How Facebook Could Have Saved The Washington Post
Now that the Great Facebook IPO of 2012 is here, it's time for reporters to assess who missed out on making billions (or at least millions) by not backing in the social network when it was getting started. One of the biggest losers: The Washington Post.
Now that the Great Facebook IPO of 2012 is here, it's time for reporters to assess who missed out on making billions (or at least millions) by not backing the social network when it was getting started. One of those biggest losers: The Washington Post. Forbes' Jeff Bercovici offers an expose on the Washington Post Company's various financial problems. (Today's buyout news is just the latest.)

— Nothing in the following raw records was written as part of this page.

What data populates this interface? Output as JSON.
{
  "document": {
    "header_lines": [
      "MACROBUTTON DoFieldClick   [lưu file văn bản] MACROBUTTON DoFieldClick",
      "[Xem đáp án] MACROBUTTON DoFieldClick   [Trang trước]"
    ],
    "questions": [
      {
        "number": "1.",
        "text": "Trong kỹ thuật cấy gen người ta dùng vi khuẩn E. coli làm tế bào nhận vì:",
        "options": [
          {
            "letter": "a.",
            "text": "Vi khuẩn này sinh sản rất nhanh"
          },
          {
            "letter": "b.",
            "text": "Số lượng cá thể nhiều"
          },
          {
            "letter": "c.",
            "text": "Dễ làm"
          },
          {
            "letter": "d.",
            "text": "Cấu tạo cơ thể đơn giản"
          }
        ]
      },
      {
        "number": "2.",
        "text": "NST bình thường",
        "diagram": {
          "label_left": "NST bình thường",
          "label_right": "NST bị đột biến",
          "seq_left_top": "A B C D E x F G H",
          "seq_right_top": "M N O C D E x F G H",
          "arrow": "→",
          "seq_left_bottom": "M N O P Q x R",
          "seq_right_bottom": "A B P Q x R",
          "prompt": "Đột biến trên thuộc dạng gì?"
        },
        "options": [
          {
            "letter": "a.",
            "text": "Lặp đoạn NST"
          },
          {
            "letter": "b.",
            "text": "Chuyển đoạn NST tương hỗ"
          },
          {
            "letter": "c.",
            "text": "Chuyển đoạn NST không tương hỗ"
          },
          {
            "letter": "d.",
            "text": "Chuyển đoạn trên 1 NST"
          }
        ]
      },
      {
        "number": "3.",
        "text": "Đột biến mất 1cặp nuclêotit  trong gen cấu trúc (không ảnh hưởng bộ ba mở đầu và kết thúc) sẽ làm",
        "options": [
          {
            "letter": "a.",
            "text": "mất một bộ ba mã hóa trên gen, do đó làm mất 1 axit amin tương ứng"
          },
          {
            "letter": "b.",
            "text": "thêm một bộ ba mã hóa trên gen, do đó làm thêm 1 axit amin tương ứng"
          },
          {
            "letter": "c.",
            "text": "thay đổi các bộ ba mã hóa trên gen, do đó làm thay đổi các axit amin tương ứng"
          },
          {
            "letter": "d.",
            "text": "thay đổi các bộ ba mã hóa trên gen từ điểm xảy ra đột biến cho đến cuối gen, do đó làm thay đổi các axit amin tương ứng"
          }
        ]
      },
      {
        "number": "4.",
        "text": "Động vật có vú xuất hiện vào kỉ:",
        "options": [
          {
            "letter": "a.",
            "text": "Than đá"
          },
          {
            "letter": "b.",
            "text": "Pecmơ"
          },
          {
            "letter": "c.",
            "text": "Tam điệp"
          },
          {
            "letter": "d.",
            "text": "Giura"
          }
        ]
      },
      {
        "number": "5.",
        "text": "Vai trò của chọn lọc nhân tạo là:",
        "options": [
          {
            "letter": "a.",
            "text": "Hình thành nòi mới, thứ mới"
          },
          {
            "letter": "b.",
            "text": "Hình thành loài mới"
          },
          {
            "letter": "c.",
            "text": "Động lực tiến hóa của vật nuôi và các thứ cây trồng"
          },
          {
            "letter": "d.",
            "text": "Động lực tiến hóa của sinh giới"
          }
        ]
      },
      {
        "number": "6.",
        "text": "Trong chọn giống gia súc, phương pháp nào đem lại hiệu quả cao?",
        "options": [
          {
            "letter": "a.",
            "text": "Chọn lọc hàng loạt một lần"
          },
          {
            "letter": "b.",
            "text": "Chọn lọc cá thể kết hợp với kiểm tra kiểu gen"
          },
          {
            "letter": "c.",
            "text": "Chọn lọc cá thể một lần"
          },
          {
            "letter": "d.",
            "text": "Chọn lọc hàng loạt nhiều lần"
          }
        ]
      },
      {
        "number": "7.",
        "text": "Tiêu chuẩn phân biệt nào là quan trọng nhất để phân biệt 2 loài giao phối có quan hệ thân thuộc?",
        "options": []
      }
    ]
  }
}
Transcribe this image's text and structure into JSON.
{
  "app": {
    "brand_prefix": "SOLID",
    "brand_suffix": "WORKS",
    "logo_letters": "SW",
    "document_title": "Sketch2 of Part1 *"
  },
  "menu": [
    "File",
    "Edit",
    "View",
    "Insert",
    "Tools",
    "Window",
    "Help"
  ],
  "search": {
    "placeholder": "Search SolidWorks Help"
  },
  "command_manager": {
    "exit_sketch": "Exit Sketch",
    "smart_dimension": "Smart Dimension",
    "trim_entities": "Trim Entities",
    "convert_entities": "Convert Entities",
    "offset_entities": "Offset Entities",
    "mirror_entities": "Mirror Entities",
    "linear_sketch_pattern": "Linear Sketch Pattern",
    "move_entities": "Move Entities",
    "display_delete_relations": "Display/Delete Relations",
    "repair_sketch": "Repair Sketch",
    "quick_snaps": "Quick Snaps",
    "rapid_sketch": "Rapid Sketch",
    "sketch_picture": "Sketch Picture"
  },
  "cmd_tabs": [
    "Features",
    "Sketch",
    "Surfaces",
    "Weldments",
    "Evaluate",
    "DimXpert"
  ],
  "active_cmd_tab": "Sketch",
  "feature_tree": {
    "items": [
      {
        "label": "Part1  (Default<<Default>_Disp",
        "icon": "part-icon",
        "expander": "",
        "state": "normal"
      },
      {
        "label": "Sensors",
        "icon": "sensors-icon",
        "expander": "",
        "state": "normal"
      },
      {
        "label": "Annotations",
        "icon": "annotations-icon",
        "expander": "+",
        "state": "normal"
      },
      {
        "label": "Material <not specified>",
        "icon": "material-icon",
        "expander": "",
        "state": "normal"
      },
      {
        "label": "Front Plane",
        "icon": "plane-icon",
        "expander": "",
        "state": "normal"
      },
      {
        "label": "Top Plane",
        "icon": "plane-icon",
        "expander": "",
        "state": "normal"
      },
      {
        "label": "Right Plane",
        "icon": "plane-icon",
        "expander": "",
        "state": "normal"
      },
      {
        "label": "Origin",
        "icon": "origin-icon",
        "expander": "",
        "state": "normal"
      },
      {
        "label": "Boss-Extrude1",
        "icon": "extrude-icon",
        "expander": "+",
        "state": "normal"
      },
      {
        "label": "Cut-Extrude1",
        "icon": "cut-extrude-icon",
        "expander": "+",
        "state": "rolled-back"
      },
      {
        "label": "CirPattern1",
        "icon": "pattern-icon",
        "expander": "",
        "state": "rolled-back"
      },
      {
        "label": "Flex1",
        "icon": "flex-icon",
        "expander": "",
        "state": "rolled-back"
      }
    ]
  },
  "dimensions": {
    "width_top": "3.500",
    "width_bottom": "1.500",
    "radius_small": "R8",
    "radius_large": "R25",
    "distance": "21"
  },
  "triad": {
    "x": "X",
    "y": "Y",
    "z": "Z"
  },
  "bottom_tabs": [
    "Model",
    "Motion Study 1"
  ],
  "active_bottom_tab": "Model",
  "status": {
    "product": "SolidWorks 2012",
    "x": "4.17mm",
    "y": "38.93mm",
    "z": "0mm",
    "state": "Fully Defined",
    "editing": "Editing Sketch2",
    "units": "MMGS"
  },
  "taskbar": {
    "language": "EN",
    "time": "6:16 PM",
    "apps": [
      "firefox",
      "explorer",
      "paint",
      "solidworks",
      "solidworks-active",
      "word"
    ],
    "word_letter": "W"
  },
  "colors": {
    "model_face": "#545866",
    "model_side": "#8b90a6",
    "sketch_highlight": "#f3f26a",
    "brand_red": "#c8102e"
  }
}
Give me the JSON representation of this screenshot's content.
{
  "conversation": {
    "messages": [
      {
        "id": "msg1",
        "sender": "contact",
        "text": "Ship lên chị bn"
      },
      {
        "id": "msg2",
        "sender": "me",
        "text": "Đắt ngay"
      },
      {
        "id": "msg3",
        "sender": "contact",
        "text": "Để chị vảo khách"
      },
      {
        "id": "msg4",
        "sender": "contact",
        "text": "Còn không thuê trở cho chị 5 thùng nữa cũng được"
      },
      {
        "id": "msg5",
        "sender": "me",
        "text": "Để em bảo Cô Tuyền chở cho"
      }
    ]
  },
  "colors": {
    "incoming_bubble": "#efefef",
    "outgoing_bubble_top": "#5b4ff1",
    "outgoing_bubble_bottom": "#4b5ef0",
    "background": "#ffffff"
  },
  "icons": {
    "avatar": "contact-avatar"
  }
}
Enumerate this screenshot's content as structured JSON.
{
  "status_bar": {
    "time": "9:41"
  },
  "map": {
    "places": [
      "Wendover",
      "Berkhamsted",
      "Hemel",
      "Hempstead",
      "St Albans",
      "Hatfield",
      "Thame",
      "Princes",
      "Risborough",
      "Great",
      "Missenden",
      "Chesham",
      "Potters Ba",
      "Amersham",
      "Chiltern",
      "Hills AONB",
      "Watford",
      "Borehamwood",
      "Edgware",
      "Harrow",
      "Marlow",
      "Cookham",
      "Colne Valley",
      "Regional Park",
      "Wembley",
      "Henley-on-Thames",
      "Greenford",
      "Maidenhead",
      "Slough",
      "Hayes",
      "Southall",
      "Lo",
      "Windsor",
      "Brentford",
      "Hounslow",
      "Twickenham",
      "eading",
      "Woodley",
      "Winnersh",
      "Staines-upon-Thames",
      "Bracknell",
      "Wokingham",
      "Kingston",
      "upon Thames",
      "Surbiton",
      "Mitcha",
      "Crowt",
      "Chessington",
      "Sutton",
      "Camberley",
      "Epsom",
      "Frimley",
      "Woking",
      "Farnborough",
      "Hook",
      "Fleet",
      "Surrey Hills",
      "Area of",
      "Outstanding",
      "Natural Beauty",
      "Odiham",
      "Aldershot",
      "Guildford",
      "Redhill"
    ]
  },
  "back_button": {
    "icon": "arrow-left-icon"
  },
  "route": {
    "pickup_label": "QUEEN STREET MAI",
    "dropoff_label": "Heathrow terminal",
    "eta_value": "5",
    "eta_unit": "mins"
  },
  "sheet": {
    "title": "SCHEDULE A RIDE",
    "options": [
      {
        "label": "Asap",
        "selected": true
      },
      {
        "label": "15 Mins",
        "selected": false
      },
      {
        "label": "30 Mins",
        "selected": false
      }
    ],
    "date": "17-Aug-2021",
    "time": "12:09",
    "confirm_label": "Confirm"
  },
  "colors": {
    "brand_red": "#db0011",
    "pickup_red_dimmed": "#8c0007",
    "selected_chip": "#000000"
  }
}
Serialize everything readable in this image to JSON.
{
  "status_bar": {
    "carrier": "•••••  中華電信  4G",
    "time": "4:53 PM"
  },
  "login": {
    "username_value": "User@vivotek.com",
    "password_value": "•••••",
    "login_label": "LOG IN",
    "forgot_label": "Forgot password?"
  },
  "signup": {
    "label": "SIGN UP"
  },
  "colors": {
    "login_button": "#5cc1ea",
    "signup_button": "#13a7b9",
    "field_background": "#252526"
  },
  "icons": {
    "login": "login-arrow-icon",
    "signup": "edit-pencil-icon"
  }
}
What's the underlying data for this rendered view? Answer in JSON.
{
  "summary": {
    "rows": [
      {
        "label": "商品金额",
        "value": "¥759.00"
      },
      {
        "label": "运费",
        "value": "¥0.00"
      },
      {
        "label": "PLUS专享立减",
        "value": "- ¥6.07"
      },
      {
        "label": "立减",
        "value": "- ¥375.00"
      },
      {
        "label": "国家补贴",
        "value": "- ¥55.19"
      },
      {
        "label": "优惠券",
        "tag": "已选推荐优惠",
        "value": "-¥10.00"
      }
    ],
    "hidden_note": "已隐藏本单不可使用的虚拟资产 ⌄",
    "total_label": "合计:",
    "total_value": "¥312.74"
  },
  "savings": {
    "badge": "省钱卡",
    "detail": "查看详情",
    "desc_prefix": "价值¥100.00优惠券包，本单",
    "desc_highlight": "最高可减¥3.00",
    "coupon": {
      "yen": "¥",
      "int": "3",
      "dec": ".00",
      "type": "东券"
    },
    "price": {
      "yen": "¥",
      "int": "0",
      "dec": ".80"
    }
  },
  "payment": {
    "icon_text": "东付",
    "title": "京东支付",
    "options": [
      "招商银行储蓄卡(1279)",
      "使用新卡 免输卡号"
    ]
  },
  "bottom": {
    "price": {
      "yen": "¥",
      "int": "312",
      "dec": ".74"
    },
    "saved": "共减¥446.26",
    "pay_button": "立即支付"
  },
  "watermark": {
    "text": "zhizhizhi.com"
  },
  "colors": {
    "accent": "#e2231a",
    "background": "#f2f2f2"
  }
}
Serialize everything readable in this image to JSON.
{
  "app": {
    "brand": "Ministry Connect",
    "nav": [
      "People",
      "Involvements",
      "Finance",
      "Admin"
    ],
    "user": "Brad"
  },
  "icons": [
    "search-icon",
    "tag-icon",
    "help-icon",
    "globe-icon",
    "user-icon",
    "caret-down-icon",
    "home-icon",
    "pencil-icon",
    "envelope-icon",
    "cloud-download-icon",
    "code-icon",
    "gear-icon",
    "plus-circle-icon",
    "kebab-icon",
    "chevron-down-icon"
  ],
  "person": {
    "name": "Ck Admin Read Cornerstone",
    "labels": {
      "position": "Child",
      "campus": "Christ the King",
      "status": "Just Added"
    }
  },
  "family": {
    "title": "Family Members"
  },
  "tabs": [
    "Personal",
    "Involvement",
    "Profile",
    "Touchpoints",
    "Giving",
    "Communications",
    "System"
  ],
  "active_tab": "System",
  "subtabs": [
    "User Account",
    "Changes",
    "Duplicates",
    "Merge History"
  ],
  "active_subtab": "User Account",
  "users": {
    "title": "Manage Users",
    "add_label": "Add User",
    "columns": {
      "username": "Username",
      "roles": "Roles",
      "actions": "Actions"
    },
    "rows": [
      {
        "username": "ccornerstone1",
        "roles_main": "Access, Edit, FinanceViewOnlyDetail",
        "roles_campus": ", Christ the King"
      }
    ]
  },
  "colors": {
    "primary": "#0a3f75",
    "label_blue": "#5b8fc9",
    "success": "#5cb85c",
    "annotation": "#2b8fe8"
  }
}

Among the revelations: flagship paper's declining ad revenue, the company's Kaplan unit's falling enrollment, and the overall catastrophe that was Newsweek. And though the newspaper's Social Reader is trying to do right by Facebook today, framing the entire Forbes piece was Graham's decision not to invest in Mark Zuckerberg's nascent company in 2005:
In early 2005 Chairman and CEO Donald E. Graham, tipped off to the then embryonic social networking site by an employee whose daughter was at Harvard, approached Zuckerberg about making an equity investment. Within days the two had a handshake deal for a $6 million infusion. But when Silicon Valley venture firm Accel Partners offered to buy in at a higher valuation, Zuckerberg got cold feet. Graham could have pressed him to honor his verbal contract or at least made a counteroffer. Instead, he encouraged the 20-year-old to follow his heart. Zuckerberg went with Accel.
If he’d played hardball (or even just asked Zuckerberg to honor their agreement or let him co-invest with Accel), none of this would matter. That stake in Facebook it doesn’t own? It could be worth $7 billion, according to PrivCo, a firm that tracks private companies.
Read Bercovici's entire article here.